Q: My wife and I sold our home in 2003. We had lived in it for four years, then built a home and moved into it in February, 2004.
We’d like to sell our home now, purchase a lot, and then build in mid-2006. We’re about 6 months short of the 2 year own/use criteria for keeping our capital gains tax free.
Will we able to avoid or defer the capital gains tax from the sale of our home (which will be less than $500,000) if we roll all of the gain into the purchase of a lot?
Assuming we can exclude the tax from the gain, will there be any restrictions on avoiding capital gains on the home we’re planning to build in mid-2006, if for some reason we decide to sell this next home?
A: The old rollover replacement rule for residential homes does not exist. So, you cannot defer taxes by rolling over the property into a new property purchase. Here’s the skinny on the capital gains tax rules for home sellers.
As long as you’ve lived in your home as your primary residence for two of the past five years, you can exclude up to $250,000 (if you’re single) and up to $500,000 (if you’re married) in profits from the sale of your home. Any gains you have above that mark are taxed as a long-term capital gain.
One other rule for taking the exclusion is that you can only take it once every 24 months.
If you’ve lived in your home for less than 2 of the past 5 years, you may still be able to exclude a proportionate share of the gain if you sell because you are getting divorced, moving to take a job that is 50 miles away from your old job, or have a serious health problem that requires you to sell to buy something else.
But it doesn’t sound as though you would qualify for the partial exclusion based on any of those factors.
So the smartest thing you can do is to wait until February 2006 to close on the sale of your property. That way, you can take all of your gain tax-free instead of paying long-term capital gains tax.
As for the next home you’re building, you will have to live in the home as your primary residence for at least two years before you can claim the tax-free exclusion again. So if you build the home in mid-2006 and move into it by the end of 2006, you will need to wait until 2008 in order to exclude your gain.
What you’re doing sounds like a lot of work, but if you plan right, it sounds like you could be adding significantly to your annual income.
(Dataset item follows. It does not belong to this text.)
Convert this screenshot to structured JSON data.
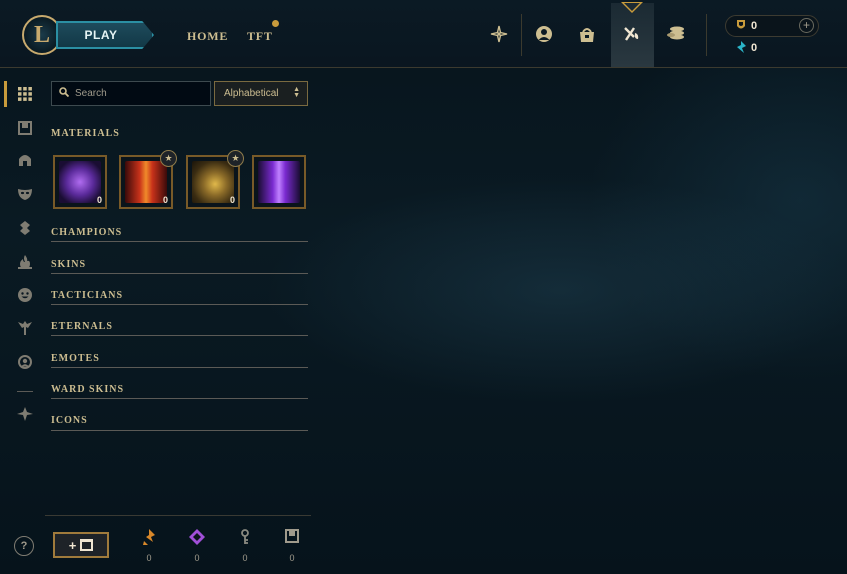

For more information on the tax implications of selling your home, check out IRS Publication 523 “Selling Your Home” at www.irs.gov.
Published: Aug 24, 2005